Debate brews over Children’s Hospital Colorado marijuana study

This is an archived article and the information in the article may be outdated. Please look at the time stamp on the story to see when it was last updated.

AURORA, Colo. — The debate over whether more teens are getting high since marijuana legalization is heating up after the release of a study from Children’s Hospital Colorado.

The study found marijuana is in more teens that are examined in the emergency room of Children’s Hospital and its affiliated urgent care centers across the metro area.

But the question remains: Are more teens, overall, consuming THC since legalization?

“The trend is there and we also wanted to show that this is just another way to look at the data,” said Dr. G. Sam Wang.

The data in the study focus on emergency room visits associated with marijuana-related symptoms.

Wang looked at marijuana medical codes on patient charts and drug test results from 2005 to 2015. He found more than 100 teens showing signs of marijuana use visited his ER in 2005.

That number jumped to 631 in 2014, according to Wang.
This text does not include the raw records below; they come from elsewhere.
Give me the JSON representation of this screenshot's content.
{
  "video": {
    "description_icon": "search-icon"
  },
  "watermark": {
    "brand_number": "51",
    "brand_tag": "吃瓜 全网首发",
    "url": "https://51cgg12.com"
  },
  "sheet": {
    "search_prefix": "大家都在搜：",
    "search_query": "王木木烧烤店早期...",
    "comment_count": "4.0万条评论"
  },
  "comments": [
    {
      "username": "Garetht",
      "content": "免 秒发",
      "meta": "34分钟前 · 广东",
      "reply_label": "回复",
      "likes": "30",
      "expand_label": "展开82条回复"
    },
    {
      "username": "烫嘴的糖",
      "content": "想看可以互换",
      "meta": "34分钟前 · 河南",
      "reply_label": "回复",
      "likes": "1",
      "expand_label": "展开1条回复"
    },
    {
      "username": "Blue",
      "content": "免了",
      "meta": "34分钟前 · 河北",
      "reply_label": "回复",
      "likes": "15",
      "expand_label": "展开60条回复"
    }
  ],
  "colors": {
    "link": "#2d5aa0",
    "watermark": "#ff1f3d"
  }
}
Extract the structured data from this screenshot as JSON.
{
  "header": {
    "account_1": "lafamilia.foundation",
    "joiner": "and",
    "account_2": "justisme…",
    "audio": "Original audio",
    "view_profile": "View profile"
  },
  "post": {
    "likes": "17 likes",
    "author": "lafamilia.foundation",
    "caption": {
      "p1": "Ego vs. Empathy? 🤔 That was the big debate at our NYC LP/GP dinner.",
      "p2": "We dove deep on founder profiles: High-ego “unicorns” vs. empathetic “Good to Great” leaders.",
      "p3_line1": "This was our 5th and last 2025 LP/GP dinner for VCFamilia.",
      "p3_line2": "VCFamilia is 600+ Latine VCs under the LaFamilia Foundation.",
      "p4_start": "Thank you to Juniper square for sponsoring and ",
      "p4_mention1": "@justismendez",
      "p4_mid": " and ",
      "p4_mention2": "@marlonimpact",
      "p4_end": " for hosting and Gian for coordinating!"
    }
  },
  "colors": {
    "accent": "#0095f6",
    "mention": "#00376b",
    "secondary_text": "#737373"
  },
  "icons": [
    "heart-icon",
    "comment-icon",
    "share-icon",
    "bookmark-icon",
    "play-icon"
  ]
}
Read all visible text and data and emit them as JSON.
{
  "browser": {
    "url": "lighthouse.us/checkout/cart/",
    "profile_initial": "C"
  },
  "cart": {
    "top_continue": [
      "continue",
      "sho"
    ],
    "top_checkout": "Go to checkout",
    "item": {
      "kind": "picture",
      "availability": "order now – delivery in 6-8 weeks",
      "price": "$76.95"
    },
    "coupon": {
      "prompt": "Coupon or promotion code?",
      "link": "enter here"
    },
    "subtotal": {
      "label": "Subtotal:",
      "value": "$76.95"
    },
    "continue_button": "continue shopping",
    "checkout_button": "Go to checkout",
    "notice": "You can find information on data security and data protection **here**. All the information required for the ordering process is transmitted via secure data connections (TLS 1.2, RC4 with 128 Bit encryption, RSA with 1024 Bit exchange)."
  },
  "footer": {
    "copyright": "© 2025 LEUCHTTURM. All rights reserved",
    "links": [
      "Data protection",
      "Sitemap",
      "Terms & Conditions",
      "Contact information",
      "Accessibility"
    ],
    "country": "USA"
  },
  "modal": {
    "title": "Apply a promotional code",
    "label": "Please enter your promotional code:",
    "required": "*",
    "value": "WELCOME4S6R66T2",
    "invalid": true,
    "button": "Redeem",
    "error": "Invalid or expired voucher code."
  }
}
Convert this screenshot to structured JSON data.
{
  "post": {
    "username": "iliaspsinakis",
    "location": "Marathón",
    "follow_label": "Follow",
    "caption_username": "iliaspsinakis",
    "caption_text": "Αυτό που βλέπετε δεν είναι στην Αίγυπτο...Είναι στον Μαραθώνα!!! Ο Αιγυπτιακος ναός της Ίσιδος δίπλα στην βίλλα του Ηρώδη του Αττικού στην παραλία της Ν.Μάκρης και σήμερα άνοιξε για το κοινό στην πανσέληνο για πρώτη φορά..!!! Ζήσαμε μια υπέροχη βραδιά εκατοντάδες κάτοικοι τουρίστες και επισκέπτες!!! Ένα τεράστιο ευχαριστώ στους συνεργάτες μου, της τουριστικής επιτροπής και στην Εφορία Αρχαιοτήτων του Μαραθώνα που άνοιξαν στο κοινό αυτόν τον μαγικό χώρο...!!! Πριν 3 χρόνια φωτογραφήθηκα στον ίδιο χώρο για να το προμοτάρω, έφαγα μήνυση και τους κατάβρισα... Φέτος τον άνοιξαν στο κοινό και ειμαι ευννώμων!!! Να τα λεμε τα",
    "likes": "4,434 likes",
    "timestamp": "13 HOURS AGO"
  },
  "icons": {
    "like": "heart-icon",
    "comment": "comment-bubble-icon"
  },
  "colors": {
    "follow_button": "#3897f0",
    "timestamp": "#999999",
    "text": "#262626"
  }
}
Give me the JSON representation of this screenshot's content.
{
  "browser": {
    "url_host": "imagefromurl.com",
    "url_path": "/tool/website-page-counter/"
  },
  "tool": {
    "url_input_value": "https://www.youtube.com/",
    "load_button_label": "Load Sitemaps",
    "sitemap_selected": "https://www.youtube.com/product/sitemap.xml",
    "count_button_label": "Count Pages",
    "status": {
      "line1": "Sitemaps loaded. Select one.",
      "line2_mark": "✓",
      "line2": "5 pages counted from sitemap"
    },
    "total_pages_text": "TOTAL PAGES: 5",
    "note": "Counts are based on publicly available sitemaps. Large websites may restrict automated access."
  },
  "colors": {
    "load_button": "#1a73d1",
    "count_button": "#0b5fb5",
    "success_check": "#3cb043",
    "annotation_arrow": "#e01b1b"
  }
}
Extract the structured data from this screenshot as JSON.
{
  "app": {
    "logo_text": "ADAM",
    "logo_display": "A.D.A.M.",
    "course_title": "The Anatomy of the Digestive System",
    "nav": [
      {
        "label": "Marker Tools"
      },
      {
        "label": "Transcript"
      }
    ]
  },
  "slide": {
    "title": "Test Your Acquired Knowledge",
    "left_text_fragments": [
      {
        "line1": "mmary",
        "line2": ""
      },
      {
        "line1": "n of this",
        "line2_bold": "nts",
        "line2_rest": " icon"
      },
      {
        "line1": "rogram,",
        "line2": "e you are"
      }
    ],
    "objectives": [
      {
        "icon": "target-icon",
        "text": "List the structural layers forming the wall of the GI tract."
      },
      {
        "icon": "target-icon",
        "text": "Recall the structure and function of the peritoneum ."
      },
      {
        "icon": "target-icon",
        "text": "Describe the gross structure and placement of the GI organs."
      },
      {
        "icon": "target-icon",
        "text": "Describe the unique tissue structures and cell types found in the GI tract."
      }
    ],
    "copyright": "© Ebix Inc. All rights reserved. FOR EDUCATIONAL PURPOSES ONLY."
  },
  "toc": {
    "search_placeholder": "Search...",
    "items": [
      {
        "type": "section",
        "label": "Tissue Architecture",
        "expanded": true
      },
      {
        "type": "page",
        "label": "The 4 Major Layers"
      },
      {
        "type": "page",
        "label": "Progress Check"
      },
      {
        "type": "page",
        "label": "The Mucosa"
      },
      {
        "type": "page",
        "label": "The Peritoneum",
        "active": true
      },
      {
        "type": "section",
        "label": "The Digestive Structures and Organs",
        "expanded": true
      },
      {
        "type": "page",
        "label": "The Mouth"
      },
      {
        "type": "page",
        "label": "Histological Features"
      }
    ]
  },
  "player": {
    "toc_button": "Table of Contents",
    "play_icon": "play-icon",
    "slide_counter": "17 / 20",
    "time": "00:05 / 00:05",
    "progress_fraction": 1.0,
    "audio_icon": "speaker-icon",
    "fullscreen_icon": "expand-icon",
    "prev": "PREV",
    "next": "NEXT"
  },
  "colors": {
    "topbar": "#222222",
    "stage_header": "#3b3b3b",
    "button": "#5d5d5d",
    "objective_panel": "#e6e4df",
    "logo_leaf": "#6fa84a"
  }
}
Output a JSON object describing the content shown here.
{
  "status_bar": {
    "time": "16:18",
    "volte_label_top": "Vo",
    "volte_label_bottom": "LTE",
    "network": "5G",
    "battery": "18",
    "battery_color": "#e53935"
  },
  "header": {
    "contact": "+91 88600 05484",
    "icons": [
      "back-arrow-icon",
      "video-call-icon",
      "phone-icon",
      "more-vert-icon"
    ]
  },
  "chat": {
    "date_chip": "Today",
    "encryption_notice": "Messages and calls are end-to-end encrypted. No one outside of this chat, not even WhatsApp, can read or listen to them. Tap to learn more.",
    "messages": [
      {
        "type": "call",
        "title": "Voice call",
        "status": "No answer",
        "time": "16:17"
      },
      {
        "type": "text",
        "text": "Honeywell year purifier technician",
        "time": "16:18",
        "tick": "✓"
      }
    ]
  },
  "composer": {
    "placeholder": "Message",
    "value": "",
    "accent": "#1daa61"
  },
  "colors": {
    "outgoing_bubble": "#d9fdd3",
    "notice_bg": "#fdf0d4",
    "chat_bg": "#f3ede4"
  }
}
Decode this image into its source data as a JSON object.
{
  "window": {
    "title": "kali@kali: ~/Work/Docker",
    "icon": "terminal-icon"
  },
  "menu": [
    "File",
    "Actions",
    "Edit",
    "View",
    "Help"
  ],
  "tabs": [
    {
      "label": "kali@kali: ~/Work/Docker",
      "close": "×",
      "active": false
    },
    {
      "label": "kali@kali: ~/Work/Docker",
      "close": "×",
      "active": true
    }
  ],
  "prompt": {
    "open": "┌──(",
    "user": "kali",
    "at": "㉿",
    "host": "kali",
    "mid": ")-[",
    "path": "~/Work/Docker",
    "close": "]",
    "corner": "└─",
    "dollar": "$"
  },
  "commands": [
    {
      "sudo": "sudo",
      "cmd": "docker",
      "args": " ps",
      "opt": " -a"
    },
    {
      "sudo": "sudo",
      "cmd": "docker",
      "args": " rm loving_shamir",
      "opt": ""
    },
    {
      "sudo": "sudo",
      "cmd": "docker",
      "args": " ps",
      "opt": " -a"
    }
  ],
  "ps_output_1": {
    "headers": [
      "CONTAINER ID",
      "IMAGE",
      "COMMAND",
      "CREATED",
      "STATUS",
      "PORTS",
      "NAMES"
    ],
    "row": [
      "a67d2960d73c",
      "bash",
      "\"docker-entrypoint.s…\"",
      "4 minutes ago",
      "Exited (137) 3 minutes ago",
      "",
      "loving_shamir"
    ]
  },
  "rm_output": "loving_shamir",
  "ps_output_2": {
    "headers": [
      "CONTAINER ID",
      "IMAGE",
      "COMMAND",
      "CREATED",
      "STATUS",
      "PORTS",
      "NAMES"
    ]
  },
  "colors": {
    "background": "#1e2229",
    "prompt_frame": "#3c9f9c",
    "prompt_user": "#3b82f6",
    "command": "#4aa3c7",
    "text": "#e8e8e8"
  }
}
The study also found that in 2015, four out of every 1,000 patients showed evidence of marijuana use.

“Not all of them likely came in with cannabis intoxication,” Wang said.

Wang said many of those studied came to the ER for other reasons such as alcohol abuse or psychiatric issues.

Even though the data show a spike, legalization supporters warn the study does not prove anything about an increased harm for teens.

“State and federal studies are showing that teen marijuana usage rates have not increased in Colorado,” said Mason Tvert with the Marijuana Policy Project. “In fact, they’ve actually slightly gone down.”

Tvert said the study, which has not yet been published, could be flawed because he believes more medical professionals are more likely to ask about marijuana usage now than before legalization.

That, he said, could skew the numbers.

“It raises a lot of questions about whether they’re doing more screening and testing more frequently than they did before,” Tvert said.

Wang stressed the study is not an end-all, be-all. He said it’s just another tool to use to further public discussion.

“I think this is just another way for us to really evaluate the impact that marijuana legalization has on our state and many others,” Wang said.

Wang said he is preparing further analysis before the study will be published. He is also exploring how marijuana affects teens with asthma.

Most Read

Top Stories

More Home Page Top Stories